Exercise prompt:
Repeat, line for line, the entries printed below.

Records for the exercise:
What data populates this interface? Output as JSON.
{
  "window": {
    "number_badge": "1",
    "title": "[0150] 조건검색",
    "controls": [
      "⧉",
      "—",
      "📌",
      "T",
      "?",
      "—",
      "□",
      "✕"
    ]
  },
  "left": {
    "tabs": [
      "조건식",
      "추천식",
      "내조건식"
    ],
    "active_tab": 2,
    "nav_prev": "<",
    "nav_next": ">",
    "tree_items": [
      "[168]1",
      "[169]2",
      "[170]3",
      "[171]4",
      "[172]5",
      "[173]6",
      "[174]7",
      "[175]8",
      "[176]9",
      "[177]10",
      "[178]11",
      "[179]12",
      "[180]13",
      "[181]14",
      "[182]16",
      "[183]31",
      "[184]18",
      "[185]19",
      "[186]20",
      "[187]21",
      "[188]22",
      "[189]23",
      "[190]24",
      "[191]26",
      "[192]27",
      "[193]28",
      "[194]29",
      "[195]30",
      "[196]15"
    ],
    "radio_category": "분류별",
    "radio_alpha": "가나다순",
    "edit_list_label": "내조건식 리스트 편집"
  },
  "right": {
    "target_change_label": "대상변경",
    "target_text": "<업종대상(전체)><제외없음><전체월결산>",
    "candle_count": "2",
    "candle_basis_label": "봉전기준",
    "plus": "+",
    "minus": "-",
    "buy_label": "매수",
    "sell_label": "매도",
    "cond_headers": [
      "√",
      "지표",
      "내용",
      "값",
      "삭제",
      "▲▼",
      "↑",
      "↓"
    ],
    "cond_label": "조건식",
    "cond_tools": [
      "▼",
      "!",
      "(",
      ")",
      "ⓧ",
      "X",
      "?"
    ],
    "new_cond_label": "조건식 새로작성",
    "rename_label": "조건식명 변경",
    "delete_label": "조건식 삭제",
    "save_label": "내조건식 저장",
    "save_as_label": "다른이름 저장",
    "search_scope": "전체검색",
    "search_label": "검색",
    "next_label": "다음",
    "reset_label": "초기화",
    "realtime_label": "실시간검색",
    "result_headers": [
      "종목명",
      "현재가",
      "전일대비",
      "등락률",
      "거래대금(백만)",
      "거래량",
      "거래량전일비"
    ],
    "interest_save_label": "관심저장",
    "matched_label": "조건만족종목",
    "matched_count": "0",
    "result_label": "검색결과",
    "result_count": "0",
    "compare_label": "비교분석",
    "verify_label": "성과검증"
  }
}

Answer for this exercise:
What data populates this interface? Output as JSON.
{
  "window": {
    "number_badge": "1",
    "title": "[0150] 조건검색",
    "controls": [
      "⧉",
      "—",
      "📌",
      "T",
      "?",
      "—",
      "□",
      "✕"
    ]
  },
  "left": {
    "tabs": [
      "조건식",
      "추천식",
      "내조건식"
    ],
    "active_tab": 2,
    "nav_prev": "<",
    "nav_next": ">",
    "tree_items": [
      "[168]1",
      "[169]2",
      "[170]3",
      "[171]4",
      "[172]5",
      "[173]6",
      "[174]7",
      "[175]8",
      "[176]9",
      "[177]10",
      "[178]11",
      "[179]12",
      "[180]13",
      "[181]14",
      "[182]16",
      "[183]31",
      "[184]18",
      "[185]19",
      "[186]20",
      "[187]21",
      "[188]22",
      "[189]23",
      "[190]24",
      "[191]26",
      "[192]27",
      "[193]28",
      "[194]29",
      "[195]30",
      "[196]15"
    ],
    "radio_category": "분류별",
    "radio_alpha": "가나다순",
    "edit_list_label": "내조건식 리스트 편집"
  },
  "right": {
    "target_change_label": "대상변경",
    "target_text": "<업종대상(전체)><제외없음><전체월결산>",
    "candle_count": "2",
    "candle_basis_label": "봉전기준",
    "plus": "+",
    "minus": "-",
    "buy_label": "매수",
    "sell_label": "매도",
    "cond_headers": [
      "√",
      "지표",
      "내용",
      "값",
      "삭제",
      "▲▼",
      "↑",
      "↓"
    ],
    "cond_label": "조건식",
    "cond_tools": [
      "▼",
      "!",
      "(",
      ")",
      "ⓧ",
      "X",
      "?"
    ],
    "new_cond_label": "조건식 새로작성",
    "rename_label": "조건식명 변경",
    "delete_label": "조건식 삭제",
    "save_label": "내조건식 저장",
    "save_as_label": "다른이름 저장",
    "search_scope": "전체검색",
    "search_label": "검색",
    "next_label": "다음",
    "reset_label": "초기화",
    "realtime_label": "실시간검색",
    "result_headers": [
      "종목명",
      "현재가",
      "전일대비",
      "등락률",
      "거래대금(백만)",
      "거래량",
      "거래량전일비"
    ],
    "interest_save_label": "관심저장",
    "matched_label": "조건만족종목",
    "matched_count": "0",
    "result_label": "검색결과",
    "result_count": "0",
    "compare_label": "비교분석",
    "verify_label": "성과검증"
  }
}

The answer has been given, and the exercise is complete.